There are now 12 people gathered in this house for the holidays. Every nook has someone
sleeping in it. I wake up early, as is my habit, and lay in bed for an hour enjoying the quiet. Soon the house will be people everywhere, laughing, cooking, relaxing, sitting in front of the fireplace, wrapping last minute Christmas presents, football game on the television, little girls running around the house. A peaceful chaos.
As I lay in the dark and stillness of the morning, I begin to pray. Thinking of a few Bible verses
I’ve been memorizing. Talking to God about what I hope for next year. Wondering if what I want to do lines up with what He needs me to do. Thanking Him for a warm house and cozy bed
when it’s -10 degrees outside.
Faces appear in my mind, people God has brought into my life in the last several months. A woman alone trying to recover from cancer. A young man staying in our home on the weekends.

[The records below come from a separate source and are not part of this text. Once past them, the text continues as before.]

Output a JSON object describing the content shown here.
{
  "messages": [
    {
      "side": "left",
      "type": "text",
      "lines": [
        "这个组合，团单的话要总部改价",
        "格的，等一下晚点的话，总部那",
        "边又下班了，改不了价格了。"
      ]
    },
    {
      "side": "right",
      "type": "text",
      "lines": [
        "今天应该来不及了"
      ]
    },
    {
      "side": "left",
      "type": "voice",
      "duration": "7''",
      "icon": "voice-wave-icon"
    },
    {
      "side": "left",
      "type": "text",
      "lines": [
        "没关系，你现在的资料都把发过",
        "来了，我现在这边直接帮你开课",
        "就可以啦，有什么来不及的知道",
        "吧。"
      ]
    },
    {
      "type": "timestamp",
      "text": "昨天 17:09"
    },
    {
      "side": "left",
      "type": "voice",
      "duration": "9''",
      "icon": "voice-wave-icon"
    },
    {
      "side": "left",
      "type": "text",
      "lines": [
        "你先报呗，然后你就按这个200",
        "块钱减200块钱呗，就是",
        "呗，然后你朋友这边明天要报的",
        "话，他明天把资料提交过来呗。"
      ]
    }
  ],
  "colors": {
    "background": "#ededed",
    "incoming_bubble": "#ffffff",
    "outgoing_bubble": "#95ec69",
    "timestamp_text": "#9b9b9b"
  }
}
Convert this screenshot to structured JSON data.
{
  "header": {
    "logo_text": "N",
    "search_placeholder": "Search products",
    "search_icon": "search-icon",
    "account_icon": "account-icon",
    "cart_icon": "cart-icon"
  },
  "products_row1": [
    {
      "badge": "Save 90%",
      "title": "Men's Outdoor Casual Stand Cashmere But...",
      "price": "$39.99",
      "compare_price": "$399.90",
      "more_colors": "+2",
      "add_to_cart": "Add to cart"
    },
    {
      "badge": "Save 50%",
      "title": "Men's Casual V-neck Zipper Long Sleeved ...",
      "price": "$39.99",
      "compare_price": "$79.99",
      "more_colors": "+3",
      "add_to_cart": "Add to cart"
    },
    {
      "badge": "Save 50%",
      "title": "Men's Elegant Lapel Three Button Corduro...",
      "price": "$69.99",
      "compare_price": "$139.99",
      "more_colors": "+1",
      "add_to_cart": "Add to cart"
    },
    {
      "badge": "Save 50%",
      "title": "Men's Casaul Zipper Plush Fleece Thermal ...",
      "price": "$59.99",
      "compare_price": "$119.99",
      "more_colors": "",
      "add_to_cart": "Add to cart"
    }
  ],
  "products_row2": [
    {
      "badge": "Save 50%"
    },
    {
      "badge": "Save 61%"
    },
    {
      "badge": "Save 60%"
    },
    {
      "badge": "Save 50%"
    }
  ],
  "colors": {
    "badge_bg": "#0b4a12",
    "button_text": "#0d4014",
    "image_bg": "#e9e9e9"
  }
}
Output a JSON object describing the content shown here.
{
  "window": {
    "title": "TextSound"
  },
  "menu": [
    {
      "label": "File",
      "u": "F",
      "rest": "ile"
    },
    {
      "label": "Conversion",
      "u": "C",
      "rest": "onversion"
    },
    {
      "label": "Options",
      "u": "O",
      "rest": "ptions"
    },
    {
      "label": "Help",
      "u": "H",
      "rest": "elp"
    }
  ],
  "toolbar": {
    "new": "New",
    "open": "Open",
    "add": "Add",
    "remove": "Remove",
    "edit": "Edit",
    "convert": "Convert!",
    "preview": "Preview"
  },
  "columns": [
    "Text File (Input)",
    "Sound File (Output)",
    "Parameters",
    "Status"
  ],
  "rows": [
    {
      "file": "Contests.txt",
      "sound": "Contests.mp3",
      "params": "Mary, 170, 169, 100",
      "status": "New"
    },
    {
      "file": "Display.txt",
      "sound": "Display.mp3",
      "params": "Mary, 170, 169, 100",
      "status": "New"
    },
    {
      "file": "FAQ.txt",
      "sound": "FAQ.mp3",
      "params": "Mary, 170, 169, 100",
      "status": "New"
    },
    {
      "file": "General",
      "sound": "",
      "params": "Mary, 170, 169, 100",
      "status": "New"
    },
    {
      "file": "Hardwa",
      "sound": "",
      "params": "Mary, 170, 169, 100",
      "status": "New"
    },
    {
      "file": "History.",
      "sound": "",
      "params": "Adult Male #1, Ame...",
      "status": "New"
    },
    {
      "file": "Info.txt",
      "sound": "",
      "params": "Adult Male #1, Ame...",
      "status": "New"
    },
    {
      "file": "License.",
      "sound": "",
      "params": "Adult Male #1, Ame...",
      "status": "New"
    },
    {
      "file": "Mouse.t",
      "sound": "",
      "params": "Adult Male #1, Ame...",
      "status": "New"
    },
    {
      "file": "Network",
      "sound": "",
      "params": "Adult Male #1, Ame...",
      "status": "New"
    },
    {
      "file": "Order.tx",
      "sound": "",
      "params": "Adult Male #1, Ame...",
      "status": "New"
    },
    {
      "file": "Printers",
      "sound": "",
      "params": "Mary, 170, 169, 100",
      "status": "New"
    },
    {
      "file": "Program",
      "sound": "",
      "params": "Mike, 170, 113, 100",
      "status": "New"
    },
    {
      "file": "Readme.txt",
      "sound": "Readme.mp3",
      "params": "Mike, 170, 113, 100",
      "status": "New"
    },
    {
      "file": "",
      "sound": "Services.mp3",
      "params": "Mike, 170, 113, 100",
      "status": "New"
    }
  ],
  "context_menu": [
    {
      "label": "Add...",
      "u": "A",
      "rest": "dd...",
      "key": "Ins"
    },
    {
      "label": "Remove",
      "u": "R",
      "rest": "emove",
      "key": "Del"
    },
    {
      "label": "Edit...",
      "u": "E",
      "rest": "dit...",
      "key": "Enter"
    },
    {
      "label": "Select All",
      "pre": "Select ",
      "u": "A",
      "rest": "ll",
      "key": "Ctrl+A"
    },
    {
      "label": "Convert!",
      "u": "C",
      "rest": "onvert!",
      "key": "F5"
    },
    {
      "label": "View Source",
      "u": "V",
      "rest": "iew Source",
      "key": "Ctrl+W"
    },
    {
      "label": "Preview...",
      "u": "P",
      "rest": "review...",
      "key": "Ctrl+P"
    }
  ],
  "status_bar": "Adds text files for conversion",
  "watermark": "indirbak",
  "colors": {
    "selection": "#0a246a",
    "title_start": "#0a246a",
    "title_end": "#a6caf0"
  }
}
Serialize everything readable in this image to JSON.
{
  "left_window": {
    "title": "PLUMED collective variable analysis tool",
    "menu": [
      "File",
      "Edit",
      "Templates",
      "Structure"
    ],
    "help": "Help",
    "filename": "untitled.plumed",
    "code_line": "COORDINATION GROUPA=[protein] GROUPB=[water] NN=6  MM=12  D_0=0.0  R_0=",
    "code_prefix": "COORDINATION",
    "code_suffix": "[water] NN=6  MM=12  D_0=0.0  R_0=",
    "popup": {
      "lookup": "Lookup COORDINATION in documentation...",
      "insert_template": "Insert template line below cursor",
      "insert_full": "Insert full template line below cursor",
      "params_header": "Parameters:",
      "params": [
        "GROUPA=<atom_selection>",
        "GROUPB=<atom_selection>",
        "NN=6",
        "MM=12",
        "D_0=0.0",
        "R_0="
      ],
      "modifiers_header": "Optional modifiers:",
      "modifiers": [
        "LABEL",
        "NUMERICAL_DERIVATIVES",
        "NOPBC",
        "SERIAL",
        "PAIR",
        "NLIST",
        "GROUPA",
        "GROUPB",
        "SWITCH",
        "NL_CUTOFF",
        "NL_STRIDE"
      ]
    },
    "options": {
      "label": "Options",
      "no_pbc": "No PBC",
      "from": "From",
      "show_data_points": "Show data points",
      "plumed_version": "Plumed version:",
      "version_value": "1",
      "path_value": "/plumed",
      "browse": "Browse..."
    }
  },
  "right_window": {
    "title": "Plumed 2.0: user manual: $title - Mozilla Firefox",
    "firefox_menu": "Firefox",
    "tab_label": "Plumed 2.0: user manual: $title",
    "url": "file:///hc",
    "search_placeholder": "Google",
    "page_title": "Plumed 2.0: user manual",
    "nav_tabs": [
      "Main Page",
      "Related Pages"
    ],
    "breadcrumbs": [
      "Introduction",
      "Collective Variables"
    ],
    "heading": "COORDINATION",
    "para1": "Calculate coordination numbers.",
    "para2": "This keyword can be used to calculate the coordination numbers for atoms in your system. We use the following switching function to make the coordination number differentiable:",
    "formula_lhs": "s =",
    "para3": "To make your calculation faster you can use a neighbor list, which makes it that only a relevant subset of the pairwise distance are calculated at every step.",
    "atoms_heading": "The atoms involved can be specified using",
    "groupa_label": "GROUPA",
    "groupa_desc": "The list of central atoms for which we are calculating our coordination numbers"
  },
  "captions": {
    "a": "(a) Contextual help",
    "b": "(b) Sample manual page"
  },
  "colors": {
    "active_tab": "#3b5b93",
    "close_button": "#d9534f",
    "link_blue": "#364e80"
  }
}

A high school student who is having a hard time. My daughter who will leave for college when
the calendar turns to 2012. My son who I need to let grow up. My husband who will preach the Christmas sermon tomorrow. The album of faces is thick. So many people whose lives intersect with mine, and their difficulties and challenges weigh on my mind and heart. What can I possibly be or do that will make a difference in their lives? I pray about that. Lord, how can I love them all?
There are two places my life toggles between:
The quiet hours of prayer. Asking God to give me a bigger heart. Confessing my impatience and lack of understanding and weakness in caring for people. Lifting up each name and all their burdens. Casting those cares on the Lord. Filling up my own soul with the presence of God.
The busy hours. People everywhere I turn. Trying to love. Giving a hug. Listening. Overlooking faults. A word of counsel. Putting down my tasks to be with someone. Looking for the right
words to give. Seeing the hurts of so many.
It was the life Jesus lived. People - toggle to solitude - toggle to people - toggle to solitude -toggle to people. The one requires the other.